The Circus Redickuless was a great thing. Come witness failure defeated, mutated into something that can be argued as a sucsess that may or may not be amusing to watch. 


            To the unyielding SPEEDMETAL TAPDANCE


            The bone chilling spectacle of the GREAT SILLOUETTO, shadow puppeteer


            Your drink, while whistling to Dylan our supple, milky REVERSE STRIPPER


            Dr. Hal brings you the truth of the future with OUIGI RAIDO


            Our VEGAN GEEK will bite the head off a lettuce


            As our JUGGLER astounds gravity


            At our scantily clad TEMPORARALY TATTOOED MAN


            To the sounds of the ODEON ALL STAR BAND


            To the only star of the circus: DAMMIT THE WONDERDOG


            Ringmonster CHICKEN JOHN sticks stuff up his nose and pulls it out his butt

I sent this to my pal Jim Mason, to see if it was too gushy to send out. This is his response, and a good ending to my bla bla… I hope to see you at the show…

“chicken, you lying whore of black truth.  the circus was nothing like this.  there was no magic of youth and wide open fields of creative discover.  it was, in actuality, the most brutal, degrading, and generally smelly 3 weeks i’ve ever spent in my life.  easily.

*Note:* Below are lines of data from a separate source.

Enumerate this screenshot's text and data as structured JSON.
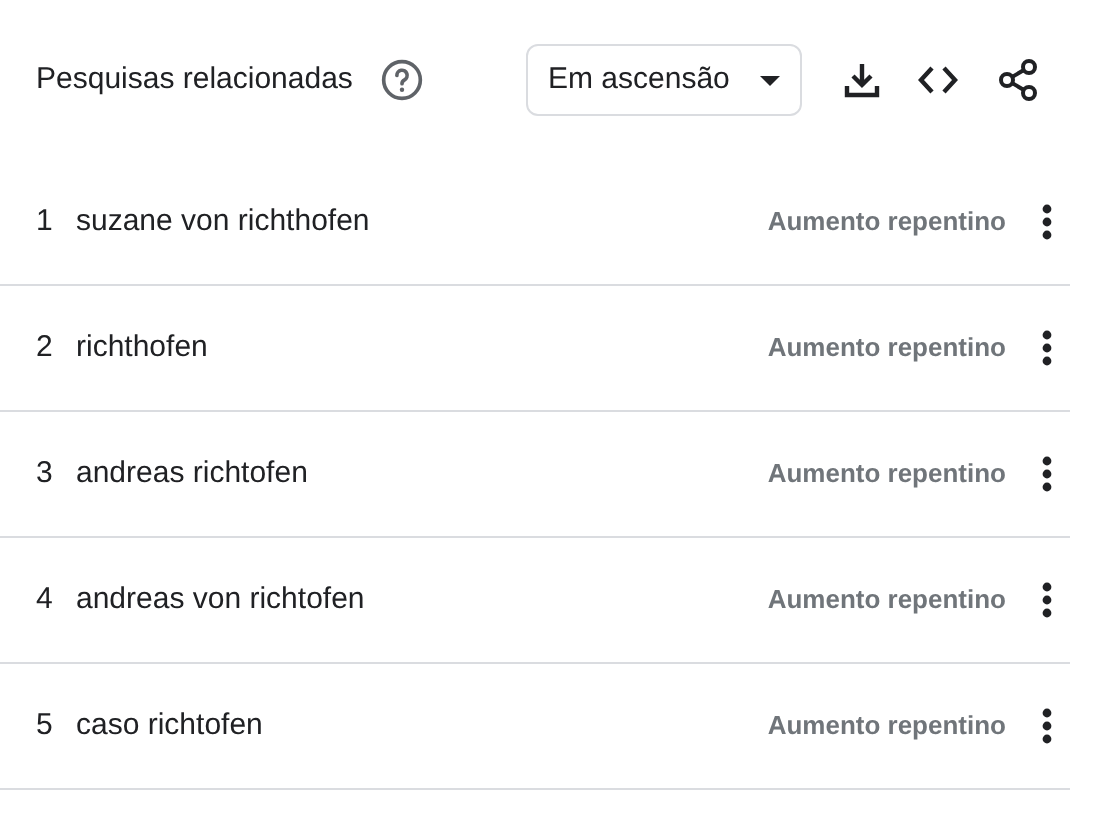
{
  "header": {
    "title": "Pesquisas relacionadas",
    "dropdown": {
      "value": "Em ascensão"
    }
  },
  "rows": [
    {
      "rank": "1",
      "query": "suzane von richthofen",
      "value": "Aumento repentino"
    },
    {
      "rank": "2",
      "query": "richthofen",
      "value": "Aumento repentino"
    },
    {
      "rank": "3",
      "query": "andreas richtofen",
      "value": "Aumento repentino"
    },
    {
      "rank": "4",
      "query": "andreas von richtofen",
      "value": "Aumento repentino"
    },
    {
      "rank": "5",
      "query": "caso richtofen",
      "value": "Aumento repentino"
    }
  ]
}
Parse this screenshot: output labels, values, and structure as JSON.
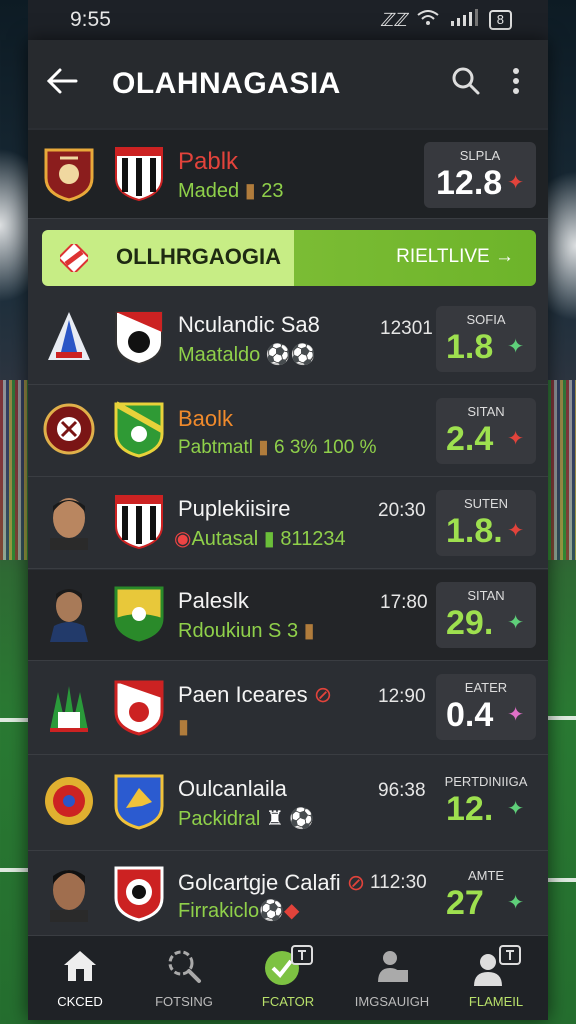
{
  "status": {
    "time": "9:55",
    "signal": "ℤℤ",
    "battery": "8"
  },
  "appbar": {
    "title": "OLAHNAGASIA",
    "back_icon": "back-arrow-icon",
    "search_icon": "search-icon",
    "more_icon": "more-vert-icon"
  },
  "top_match": {
    "team": "Pablk",
    "detail": "Maded",
    "detail_num": "23",
    "odds_label": "SLPLA",
    "odds_value": "12.8",
    "trend": "down"
  },
  "banner": {
    "title": "OLLHRGAOGIA",
    "action": "RIELTLIVE →"
  },
  "matches": [
    {
      "name": "Nculandic Sa8",
      "sub": "Maataldo",
      "time": "12301",
      "odds_label": "SOFIA",
      "odds_value": "1.8",
      "trend": "up"
    },
    {
      "name": "Baolk",
      "sub": "Pabtmatl",
      "sub_extra": "6 3% 100 %",
      "time": "",
      "odds_label": "SITAN",
      "odds_value": "2.4",
      "trend": "down"
    },
    {
      "name": "Puplekiisire",
      "sub": "Autasal",
      "sub_extra": "811234",
      "time": "20:30",
      "odds_label": "SUTEN",
      "odds_value": "1.8.",
      "trend": "down"
    },
    {
      "name": "Paleslk",
      "sub": "Rdoukiun S 3",
      "time": "17:80",
      "odds_label": "SITAN",
      "odds_value": "29.",
      "trend": "up"
    },
    {
      "name": "Paen Iceares",
      "sub": "",
      "time": "12:90",
      "odds_label": "EATER",
      "odds_value": "0.4",
      "trend": "up"
    },
    {
      "name": "Oulcanlaila",
      "sub": "Packidral",
      "time": "96:38",
      "odds_label": "PERTDINIIGA",
      "odds_value": "12.",
      "trend": "up"
    },
    {
      "name": "Golcartgje Calafi",
      "sub": "Firrakiclo",
      "time": "112:30",
      "odds_label": "AMTE",
      "odds_value": "27",
      "trend": "up"
    }
  ],
  "nav": [
    {
      "label": "CKCED",
      "icon": "home-icon"
    },
    {
      "label": "FOTSING",
      "icon": "search-ball-icon"
    },
    {
      "label": "FCATOR",
      "icon": "check-circle-icon"
    },
    {
      "label": "IMGSAUIGH",
      "icon": "people-icon"
    },
    {
      "label": "FLAMEIL",
      "icon": "profile-icon"
    }
  ],
  "colors": {
    "accent_green": "#9ee04f",
    "up": "#5fd07a",
    "down": "#e2433b",
    "pink": "#e070c8"
  }
}
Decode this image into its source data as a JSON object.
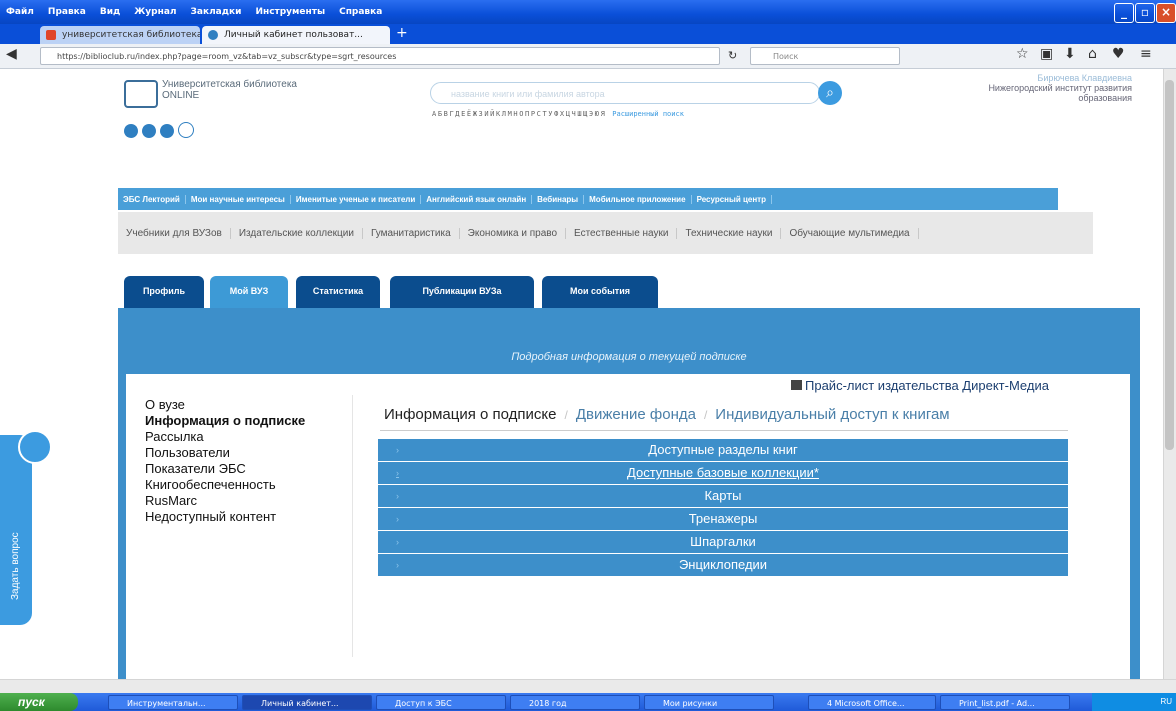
{
  "window": {
    "menu": [
      "Файл",
      "Правка",
      "Вид",
      "Журнал",
      "Закладки",
      "Инструменты",
      "Справка"
    ],
    "controls": [
      "_",
      "▫",
      "×"
    ]
  },
  "browser_tabs": [
    {
      "label": "университетская библиотека",
      "active": false
    },
    {
      "label": "Личный кабинет пользоват...",
      "active": true
    }
  ],
  "address": {
    "url_host": "biblioclub.ru",
    "url": "https://biblioclub.ru/index.php?page=room_vz&tab=vz_subscr&type=sgrt_resources",
    "search_placeholder": "Поиск"
  },
  "site": {
    "logo_line1": "Университетская библиотека",
    "logo_line2": "ONLINE",
    "search_placeholder": "название книги или фамилия автора",
    "alphabet": "АБВГДЕЁЖЗИЙКЛМНОПРСТУФХЦЧШЩЭЮЯ",
    "advanced_search": "Расширенный поиск",
    "user_name": "Бирючева Клавдиевна",
    "user_org_line1": "Нижегородский институт развития",
    "user_org_line2": "образования"
  },
  "main_nav": [
    "ЭБС Лекторий",
    "Мои научные интересы",
    "Именитые ученые и писатели",
    "Английский язык онлайн",
    "Вебинары",
    "Мобильное приложение",
    "Ресурсный центр"
  ],
  "sub_nav": [
    "Учебники для ВУЗов",
    "Издательские коллекции",
    "Гуманитаристика",
    "Экономика и право",
    "Естественные науки",
    "Технические науки",
    "Обучающие мультимедиа"
  ],
  "cabinet_tabs": [
    {
      "label": "Профиль",
      "active": false
    },
    {
      "label": "Мой ВУЗ",
      "active": true
    },
    {
      "label": "Статистика",
      "active": false
    },
    {
      "label": "Публикации ВУЗа",
      "active": false
    },
    {
      "label": "Мои события",
      "active": false
    }
  ],
  "panel_header": "Подробная информация о текущей подписке",
  "left_menu": [
    {
      "label": "О вузе",
      "bold": false
    },
    {
      "label": "Информация о подписке",
      "bold": true
    },
    {
      "label": "Рассылка",
      "bold": false
    },
    {
      "label": "Пользователи",
      "bold": false
    },
    {
      "label": "Показатели ЭБС",
      "bold": false
    },
    {
      "label": "Книгообеспеченность",
      "bold": false
    },
    {
      "label": "RusMarc",
      "bold": false
    },
    {
      "label": "Недоступный контент",
      "bold": false
    }
  ],
  "price_link": "Прайс-лист издательства Директ-Медиа",
  "info_tabs": {
    "active": "Информация о подписке",
    "tab2": "Движение фонда",
    "tab3": "Индивидуальный доступ к книгам"
  },
  "sections": [
    {
      "label": "Доступные разделы книг",
      "underline": false
    },
    {
      "label": "Доступные базовые коллекции*",
      "underline": true
    },
    {
      "label": "Карты",
      "underline": false
    },
    {
      "label": "Тренажеры",
      "underline": false
    },
    {
      "label": "Шпаргалки",
      "underline": false
    },
    {
      "label": "Энциклопедии",
      "underline": false
    }
  ],
  "ask_question": "Задать вопрос",
  "taskbar": {
    "start": "пуск",
    "tasks": [
      "Инструментальн...",
      "Личный кабинет...",
      "Доступ к ЭБС",
      "2018 год",
      "Мои рисунки",
      "4 Microsoft Office...",
      "Print_list.pdf - Ad..."
    ],
    "tray": "RU"
  },
  "colors": {
    "accent": "#3d8fca",
    "dark_tab": "#0b4d8e",
    "xp_blue": "#0a4fd8"
  }
}
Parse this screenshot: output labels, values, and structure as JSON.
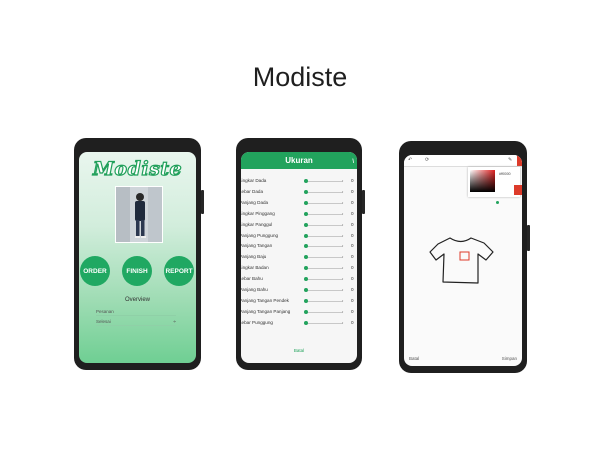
{
  "app_title": "Modiste",
  "screen1": {
    "logo": "Modiste",
    "buttons": [
      "ORDER",
      "FINISH",
      "REPORT"
    ],
    "overview": "Overview",
    "fields": [
      "Pesanan",
      "Selesai"
    ]
  },
  "screen2": {
    "header": "Ukuran",
    "rows": [
      {
        "label": "Lingkar Dada",
        "value": "0"
      },
      {
        "label": "Lebar Dada",
        "value": "0"
      },
      {
        "label": "Panjang Dada",
        "value": "0"
      },
      {
        "label": "Lingkar Pinggang",
        "value": "0"
      },
      {
        "label": "Lingkar Panggul",
        "value": "0"
      },
      {
        "label": "Panjang Punggung",
        "value": "0"
      },
      {
        "label": "Panjang Tangan",
        "value": "0"
      },
      {
        "label": "Panjang Baju",
        "value": "0"
      },
      {
        "label": "Lingkar Badan",
        "value": "0"
      },
      {
        "label": "Lebar Bahu",
        "value": "0"
      },
      {
        "label": "Panjang Bahu",
        "value": "0"
      },
      {
        "label": "Panjang Tangan Pendek",
        "value": "0"
      },
      {
        "label": "Panjang Tangan Panjang",
        "value": "0"
      },
      {
        "label": "Lebar Punggung",
        "value": "0"
      }
    ],
    "cancel": "Batal"
  },
  "screen3": {
    "hex": "#ff0000",
    "cancel": "Batal",
    "save": "Simpan"
  },
  "colors": {
    "green": "#22a35d",
    "red": "#dd3b2a"
  }
}
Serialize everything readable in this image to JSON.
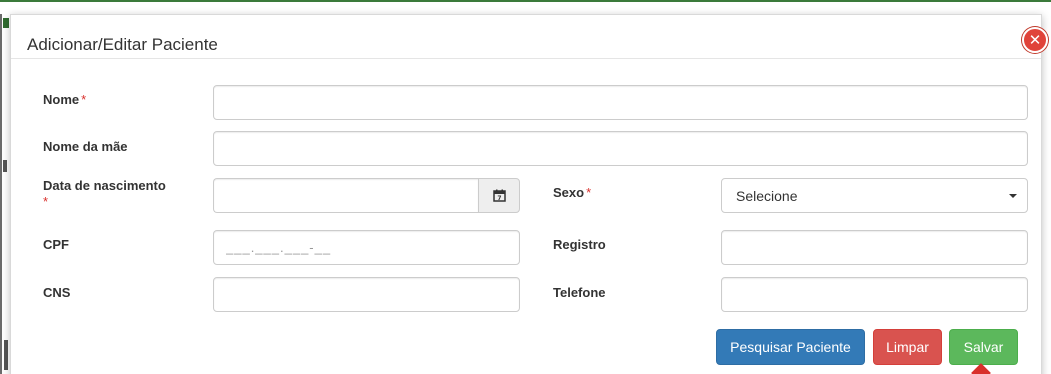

nothing about it was redeeming or zeitgeist altering.  but somehow, through some typed incantations, you have proved yet again that withadequate verbal shamalama, the worst and most depressing of human degradations can be respun as high art and creative transcendence. refried bean cans scraped open on the sidewalk and all. if your mother only knew . . . go ahead send it out.